|US7125310 *||Apr 27, 2005||Oct 24, 2006||Van Dan Elzen Hans W||Yo-yo having replaceable disks|
|US7192330 *||Feb 8, 2005||Mar 20, 2007||Van Dan Elzen Hans W||Yo-yo having adjustable responsiveness|
|US8360814 *||Jan 29, 2013||Van Dan Elzen Hans W||Yo-yo having a modifiable string gap|
|US20060178083 *||Feb 8, 2005||Aug 10, 2006||Van Dan Elzen Hans W||Yo-yo having adjustable responsiveness|
|US20060246818 *||Apr 27, 2005||Nov 2, 2006||Van Dan Elzen Hans W||Yo-yo having replaceable disks|
|US20110009029 *||Jan 13, 2011||Van Dan Elzen Hans W||Yo-yo having quickly-adjustable responsiveness|
|US20110256793 *||Apr 16, 2010||Oct 20, 2011||Van Dan Elzen Hans W||Yo-yo having a modifiable string gap|
|DE19731087B4 *||Jul 19, 1997||Dec 28, 2006||Henrys Jonglierbedarf Produktions- und Gro▀handels GmbH||Yo-Yo mit Spaltbreiteneinstellung|
|WO2011129992A1 *||Mar 28, 2011||Oct 20, 2011||Dan Elzen Hans Van||Yo-yo having a modifiable string gap|
|May 27, 1997||REMI||Maintenance fee reminder mailed|
|Jun 19, 1997||FPAY||Fee payment|
Year of fee payment: 4
|Jun 19, 1997||SULP||Surcharge for late payment|
|May 15, 2001||REMI||Maintenance fee reminder mailed|
|Oct 19, 2001||LAPS||Lapse for failure to pay maintenance fees|

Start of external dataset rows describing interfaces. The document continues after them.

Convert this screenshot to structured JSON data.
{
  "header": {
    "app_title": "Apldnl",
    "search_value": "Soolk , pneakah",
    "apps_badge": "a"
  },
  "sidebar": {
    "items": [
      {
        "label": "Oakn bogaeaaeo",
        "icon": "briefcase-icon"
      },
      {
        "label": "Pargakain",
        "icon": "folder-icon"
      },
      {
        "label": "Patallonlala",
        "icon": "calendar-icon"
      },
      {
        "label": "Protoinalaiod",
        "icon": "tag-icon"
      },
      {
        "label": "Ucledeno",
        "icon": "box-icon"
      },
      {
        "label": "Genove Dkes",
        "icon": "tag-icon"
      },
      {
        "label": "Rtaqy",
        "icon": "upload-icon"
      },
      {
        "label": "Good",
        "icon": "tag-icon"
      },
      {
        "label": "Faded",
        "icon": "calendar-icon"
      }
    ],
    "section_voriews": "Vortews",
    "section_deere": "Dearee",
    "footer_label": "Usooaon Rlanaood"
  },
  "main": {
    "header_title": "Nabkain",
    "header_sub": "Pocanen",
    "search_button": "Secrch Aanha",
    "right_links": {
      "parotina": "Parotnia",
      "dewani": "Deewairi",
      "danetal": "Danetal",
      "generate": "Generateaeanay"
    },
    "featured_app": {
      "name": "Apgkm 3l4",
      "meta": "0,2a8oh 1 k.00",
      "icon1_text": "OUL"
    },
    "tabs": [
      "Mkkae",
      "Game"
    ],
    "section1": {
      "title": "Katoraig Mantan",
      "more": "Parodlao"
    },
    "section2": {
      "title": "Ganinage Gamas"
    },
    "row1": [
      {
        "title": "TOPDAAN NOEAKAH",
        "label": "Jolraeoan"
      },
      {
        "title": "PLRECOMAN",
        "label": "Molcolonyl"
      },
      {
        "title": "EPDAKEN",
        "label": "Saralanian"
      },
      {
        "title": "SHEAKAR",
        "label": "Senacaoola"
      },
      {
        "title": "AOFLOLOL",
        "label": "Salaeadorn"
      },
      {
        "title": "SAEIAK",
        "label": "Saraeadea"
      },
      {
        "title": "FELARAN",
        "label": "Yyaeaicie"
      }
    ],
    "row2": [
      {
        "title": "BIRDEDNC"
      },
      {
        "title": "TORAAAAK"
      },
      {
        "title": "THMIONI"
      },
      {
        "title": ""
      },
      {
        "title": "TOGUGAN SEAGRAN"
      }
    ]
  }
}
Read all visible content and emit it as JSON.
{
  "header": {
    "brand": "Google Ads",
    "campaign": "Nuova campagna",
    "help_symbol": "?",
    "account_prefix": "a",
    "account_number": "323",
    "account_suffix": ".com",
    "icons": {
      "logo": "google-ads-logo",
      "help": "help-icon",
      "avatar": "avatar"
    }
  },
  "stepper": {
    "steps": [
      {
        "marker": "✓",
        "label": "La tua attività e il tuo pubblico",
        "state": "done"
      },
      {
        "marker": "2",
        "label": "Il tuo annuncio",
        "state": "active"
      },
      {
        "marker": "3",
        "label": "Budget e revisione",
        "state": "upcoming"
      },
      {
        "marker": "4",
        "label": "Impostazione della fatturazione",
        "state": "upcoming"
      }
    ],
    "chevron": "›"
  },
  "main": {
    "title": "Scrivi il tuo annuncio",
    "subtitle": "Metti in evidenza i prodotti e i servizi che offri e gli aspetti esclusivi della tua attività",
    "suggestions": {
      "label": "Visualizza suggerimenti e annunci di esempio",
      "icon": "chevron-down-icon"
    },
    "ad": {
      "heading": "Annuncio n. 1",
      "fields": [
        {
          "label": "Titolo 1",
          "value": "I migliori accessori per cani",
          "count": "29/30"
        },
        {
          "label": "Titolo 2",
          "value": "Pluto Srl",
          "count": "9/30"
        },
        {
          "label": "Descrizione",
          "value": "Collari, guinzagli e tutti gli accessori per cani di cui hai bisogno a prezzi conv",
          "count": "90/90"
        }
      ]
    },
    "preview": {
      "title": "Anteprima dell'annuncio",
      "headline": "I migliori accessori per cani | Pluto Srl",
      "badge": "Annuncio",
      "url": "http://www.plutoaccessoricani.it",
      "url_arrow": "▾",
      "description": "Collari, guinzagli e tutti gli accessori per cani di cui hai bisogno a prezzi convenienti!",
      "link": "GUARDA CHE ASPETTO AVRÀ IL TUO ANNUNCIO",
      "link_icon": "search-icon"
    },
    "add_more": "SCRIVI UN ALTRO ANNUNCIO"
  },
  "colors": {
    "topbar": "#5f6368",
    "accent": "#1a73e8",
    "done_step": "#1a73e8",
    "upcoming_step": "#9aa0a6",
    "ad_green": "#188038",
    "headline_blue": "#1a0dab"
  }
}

|Dec 25, 2001||FP||Expired due to failure to pay maintenance fee|
Effective date: 20011019